One thing I left the book with is not missing cable television and local news. I watch bits and pieces of breaking news events, but I don’t read nearly as much or watch as much as I used to. Now I don’t think I’m missing much except predetermined narratives, as the book explained in stark relief.
This book did not make me an audio convert or a nonfiction audio convert, but I think I’ll try a few more audio books just to add a bit of variety. Recommendations welcome!
Columbine by Dave Cullen
Blackstone Audio, March 2010
I borrowed this book from the library.
Happy new year, and thank you for visiting my blog and commenting. I’ve been posting less and reading less than in years past, but I very much appreciate your reading and all the reading suggestions you’ve shared. You’ve made my reading life very interesting, and I am very grateful.
2015 is the year I started reading lots of older crime fiction to go along with my love of Scandicrime, and I also went on a few non-crime reading jags to balance out my reading. I anticipate reading lots more Margaret Millar in 2016, not only from my collection of used books but from the new ebook editions that are coming out in the US from Syndicate Books. I’ve also started listening to nonfiction on audio so look for a little variety in upcoming posts.
2015 is also the year I shifted my reading challenges to perpetual mode (read a book from every country and every state in the US). My recordkeeping has a few gaps, but of the about 60 books I read, 11 were set in the US followed by Sweden with 7. I added Ukraine and Cambodia to my countries-of-the-world list but did not fare so well in adding American states to my reading. New York and California were the most common settings in my US reading, and I hope to add more non-coastal states to my 2016 reading.
As for 2016 challenges, I am using two challenges to help combat future reading ruts:
- Book Riot Read Harder Challenge– It’s a challenge covering lots of genres and some variety in time periods.
- Bustle Reads– It focuses on women and writers of color.
I plan on keeping the challenge categories tucked away in my bag or under my computer keyboard to have on hand when I’m looking for something new to read. I think that works a lot better than committing to a list of intended reads at the beginning of the year.
Finally, I am linking to the WordPress summary of my blog stats for the year for reference and entertainment. The continuing popularity of my Latin American Crime Fiction post makes me realize I haven’t read much if any South American books for the year.
Happy new year, all!
The WordPress.com stats helper monkeys prepared a 2015 annual report for this blog.
Here’s an excerpt:

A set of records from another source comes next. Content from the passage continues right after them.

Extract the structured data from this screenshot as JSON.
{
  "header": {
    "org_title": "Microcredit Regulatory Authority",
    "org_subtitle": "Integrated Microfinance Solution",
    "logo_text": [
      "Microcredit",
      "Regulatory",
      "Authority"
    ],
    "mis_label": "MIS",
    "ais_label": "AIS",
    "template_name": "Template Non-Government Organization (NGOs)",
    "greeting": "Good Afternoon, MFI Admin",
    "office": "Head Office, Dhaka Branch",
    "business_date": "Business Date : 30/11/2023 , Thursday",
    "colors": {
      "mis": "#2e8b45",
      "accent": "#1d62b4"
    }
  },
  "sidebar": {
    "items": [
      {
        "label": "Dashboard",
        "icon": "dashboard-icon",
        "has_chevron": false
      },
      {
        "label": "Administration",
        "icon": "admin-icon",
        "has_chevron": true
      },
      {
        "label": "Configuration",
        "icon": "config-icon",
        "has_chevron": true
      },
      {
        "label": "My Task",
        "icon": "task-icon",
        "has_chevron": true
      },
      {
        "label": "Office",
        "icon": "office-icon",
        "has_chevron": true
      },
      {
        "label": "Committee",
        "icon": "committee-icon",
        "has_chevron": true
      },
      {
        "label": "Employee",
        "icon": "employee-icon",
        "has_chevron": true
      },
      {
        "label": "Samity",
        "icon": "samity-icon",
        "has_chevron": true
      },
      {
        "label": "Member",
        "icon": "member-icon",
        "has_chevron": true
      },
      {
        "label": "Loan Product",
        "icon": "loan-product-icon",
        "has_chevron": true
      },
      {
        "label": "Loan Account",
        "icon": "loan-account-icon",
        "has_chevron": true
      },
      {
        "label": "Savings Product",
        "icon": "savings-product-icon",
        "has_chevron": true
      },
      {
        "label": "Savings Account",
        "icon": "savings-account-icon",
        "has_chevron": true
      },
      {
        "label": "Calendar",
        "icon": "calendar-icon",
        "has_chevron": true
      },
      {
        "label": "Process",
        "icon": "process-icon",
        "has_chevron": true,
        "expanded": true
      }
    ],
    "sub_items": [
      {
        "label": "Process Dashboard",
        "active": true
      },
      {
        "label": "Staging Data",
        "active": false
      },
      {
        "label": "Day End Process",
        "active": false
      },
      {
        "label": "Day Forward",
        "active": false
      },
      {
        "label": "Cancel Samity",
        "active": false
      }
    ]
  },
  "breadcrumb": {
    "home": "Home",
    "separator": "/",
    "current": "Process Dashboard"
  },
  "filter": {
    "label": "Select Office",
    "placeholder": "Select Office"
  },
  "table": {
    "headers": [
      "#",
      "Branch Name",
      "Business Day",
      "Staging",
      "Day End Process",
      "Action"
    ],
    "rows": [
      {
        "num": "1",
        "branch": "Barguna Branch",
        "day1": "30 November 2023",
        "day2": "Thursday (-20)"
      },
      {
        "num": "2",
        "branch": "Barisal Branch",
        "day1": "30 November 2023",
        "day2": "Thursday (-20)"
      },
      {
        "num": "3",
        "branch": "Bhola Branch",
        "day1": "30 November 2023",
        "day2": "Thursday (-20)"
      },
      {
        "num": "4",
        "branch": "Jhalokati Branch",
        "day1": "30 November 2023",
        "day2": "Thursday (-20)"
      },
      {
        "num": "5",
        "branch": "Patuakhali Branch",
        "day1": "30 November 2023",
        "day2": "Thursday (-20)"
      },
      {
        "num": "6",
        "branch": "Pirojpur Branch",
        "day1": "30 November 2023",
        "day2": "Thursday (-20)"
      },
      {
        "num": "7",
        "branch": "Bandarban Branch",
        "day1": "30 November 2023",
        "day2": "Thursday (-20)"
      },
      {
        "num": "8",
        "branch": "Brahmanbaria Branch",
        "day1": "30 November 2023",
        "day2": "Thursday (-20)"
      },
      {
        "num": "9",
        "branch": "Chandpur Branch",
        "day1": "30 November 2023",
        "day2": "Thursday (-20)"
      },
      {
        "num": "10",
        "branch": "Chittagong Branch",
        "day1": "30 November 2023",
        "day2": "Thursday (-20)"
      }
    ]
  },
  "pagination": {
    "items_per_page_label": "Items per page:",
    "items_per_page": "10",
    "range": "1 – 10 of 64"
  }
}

A New York City subway train holds 1,200 people. This blog was viewed about 5,300 times in 2015. If it were a NYC subway train, it would take about 4 trips to carry that many people.
Click here to see the complete report.